▶ Exercise brief
Figure out the number of lines in the entries that hold the string "icon", then give that number and nothing else.

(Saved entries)
= Beginning of Section =

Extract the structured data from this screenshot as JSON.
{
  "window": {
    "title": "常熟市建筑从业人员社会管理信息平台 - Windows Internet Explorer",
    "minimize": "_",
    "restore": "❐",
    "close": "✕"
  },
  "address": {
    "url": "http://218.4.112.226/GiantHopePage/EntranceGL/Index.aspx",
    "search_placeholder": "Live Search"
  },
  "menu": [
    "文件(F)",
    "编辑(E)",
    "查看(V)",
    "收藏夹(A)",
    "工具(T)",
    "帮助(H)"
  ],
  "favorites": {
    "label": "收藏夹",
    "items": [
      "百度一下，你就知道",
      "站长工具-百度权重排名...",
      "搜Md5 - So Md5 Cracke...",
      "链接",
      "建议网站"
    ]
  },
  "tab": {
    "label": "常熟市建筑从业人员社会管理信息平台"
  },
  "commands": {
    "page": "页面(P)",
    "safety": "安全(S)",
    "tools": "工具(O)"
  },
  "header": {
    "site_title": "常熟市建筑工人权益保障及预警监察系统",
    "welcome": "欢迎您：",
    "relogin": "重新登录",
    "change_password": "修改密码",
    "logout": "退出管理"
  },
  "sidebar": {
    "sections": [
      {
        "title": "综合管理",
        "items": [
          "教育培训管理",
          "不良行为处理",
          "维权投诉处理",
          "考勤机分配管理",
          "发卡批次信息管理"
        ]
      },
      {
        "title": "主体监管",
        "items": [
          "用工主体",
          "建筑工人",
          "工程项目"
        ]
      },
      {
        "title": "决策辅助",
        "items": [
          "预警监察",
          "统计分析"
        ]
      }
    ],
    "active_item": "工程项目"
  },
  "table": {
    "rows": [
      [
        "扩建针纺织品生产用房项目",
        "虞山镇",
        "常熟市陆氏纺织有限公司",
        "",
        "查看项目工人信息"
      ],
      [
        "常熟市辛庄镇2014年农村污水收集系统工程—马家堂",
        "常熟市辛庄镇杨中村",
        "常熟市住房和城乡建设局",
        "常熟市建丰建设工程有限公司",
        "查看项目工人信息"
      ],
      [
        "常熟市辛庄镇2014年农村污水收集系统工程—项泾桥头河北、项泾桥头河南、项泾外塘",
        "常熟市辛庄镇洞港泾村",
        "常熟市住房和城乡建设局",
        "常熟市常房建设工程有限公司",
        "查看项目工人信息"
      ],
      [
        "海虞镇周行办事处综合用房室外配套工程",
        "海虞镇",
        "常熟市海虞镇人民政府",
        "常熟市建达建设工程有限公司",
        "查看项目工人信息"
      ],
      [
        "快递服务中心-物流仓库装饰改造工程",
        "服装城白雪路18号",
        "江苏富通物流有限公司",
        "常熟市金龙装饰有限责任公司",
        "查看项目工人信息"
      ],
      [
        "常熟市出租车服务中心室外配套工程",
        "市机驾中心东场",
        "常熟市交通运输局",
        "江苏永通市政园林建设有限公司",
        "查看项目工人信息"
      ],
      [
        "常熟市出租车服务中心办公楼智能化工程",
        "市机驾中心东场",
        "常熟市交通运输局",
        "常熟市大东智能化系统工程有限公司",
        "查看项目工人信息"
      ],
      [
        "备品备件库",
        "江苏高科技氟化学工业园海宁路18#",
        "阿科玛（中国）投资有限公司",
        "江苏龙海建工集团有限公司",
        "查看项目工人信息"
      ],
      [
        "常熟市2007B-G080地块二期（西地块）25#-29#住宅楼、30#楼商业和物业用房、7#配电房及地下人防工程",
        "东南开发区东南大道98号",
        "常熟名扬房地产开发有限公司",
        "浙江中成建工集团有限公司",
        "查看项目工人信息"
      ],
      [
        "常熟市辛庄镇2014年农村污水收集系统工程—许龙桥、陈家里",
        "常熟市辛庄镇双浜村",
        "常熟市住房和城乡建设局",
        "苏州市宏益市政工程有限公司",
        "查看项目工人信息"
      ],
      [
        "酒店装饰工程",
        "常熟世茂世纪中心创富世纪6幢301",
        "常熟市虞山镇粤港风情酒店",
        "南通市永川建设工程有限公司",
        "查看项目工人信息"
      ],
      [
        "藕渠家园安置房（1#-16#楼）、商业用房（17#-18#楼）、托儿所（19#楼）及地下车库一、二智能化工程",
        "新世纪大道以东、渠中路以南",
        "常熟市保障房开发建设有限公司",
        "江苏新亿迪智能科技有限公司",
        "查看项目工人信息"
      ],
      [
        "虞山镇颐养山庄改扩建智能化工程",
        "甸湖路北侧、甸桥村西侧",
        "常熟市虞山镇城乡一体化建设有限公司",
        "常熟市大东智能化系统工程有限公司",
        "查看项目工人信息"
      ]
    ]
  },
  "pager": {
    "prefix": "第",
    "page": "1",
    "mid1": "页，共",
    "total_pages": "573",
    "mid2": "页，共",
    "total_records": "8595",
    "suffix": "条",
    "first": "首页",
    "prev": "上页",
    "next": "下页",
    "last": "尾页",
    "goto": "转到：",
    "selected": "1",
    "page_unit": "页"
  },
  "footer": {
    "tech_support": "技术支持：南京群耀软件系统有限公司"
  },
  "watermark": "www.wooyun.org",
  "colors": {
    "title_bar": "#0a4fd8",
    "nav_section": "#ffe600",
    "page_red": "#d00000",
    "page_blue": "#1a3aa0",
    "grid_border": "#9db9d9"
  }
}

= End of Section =
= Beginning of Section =

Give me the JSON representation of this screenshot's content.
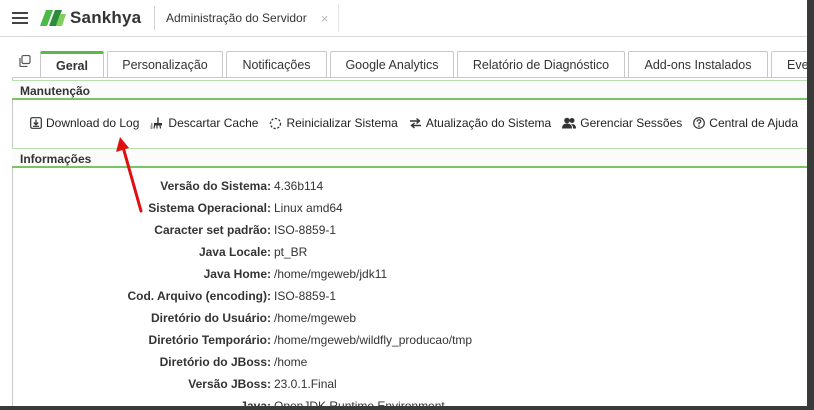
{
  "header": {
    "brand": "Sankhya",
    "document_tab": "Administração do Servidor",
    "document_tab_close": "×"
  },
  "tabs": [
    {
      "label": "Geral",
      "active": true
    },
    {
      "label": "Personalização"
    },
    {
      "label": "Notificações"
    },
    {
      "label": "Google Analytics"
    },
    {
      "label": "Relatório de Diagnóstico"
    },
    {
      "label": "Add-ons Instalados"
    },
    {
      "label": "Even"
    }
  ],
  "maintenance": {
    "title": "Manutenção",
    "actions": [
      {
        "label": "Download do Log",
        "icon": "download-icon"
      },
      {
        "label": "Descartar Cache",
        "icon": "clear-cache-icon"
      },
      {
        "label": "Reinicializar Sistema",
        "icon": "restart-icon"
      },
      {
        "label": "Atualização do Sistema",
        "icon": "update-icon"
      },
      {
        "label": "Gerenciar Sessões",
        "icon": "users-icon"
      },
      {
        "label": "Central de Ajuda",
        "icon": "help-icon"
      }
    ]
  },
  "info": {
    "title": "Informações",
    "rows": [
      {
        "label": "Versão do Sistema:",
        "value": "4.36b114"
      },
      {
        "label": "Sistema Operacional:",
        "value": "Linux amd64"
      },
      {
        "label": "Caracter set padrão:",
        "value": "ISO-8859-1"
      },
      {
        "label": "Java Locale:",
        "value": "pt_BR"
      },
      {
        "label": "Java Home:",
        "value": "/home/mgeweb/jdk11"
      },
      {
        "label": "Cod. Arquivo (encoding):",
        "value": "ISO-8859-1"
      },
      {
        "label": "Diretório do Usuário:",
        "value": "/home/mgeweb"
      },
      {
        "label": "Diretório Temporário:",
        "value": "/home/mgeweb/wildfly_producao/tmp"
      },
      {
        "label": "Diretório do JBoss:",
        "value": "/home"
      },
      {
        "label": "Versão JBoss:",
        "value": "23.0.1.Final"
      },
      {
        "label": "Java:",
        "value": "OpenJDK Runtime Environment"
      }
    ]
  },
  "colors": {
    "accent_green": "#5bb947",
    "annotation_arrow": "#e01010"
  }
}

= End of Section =
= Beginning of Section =

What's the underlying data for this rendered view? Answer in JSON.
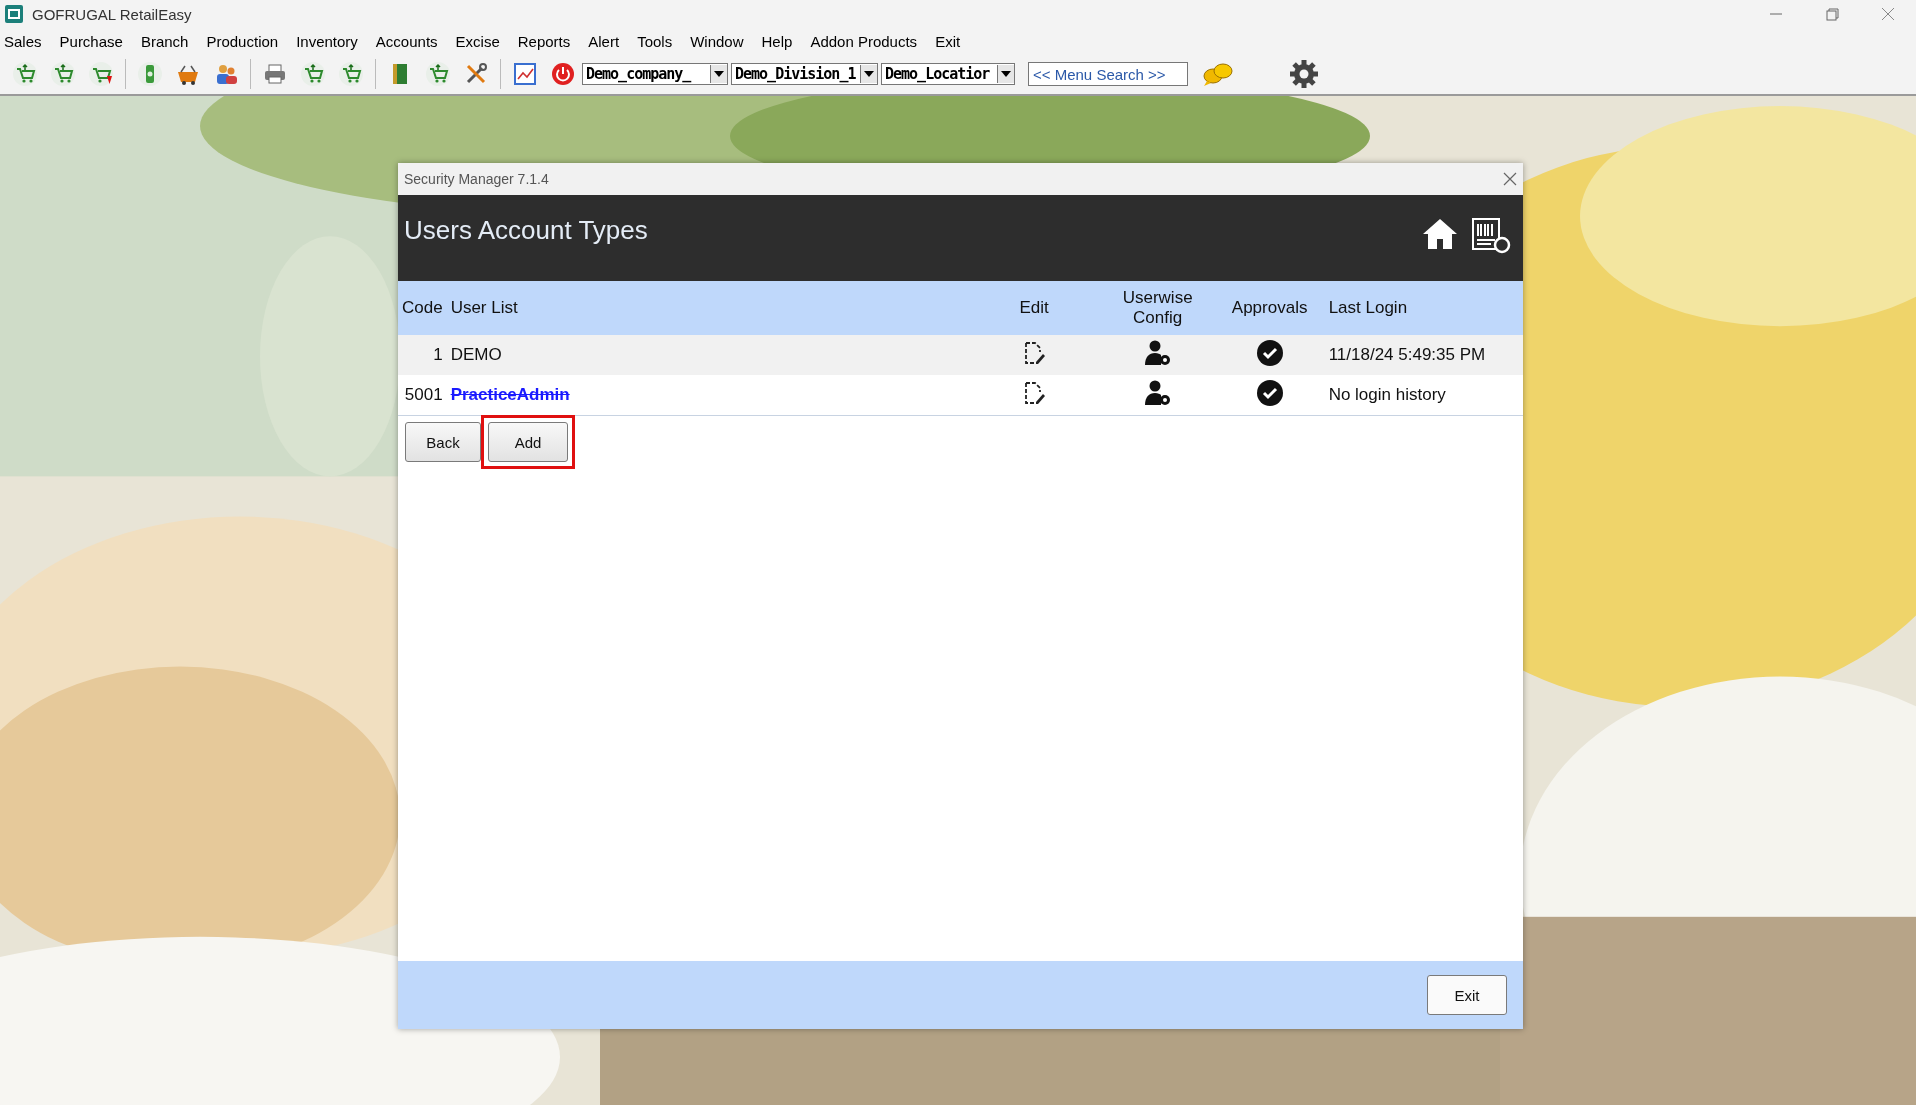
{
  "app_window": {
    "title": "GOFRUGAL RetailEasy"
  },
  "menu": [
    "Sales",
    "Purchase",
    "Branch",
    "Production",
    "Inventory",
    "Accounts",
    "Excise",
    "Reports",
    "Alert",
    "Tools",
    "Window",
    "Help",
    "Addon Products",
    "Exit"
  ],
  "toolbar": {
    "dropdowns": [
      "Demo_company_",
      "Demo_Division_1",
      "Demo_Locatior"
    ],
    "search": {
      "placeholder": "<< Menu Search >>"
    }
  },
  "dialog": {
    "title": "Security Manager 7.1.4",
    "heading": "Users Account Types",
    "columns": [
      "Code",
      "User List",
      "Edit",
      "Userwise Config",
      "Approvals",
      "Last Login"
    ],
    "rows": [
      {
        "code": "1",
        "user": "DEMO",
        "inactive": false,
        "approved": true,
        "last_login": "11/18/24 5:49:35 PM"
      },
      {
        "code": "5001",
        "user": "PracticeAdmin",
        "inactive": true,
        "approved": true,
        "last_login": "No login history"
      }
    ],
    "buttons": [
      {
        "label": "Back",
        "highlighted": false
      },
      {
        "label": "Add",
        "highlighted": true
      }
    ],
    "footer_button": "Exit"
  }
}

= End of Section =

▶ Solution below
6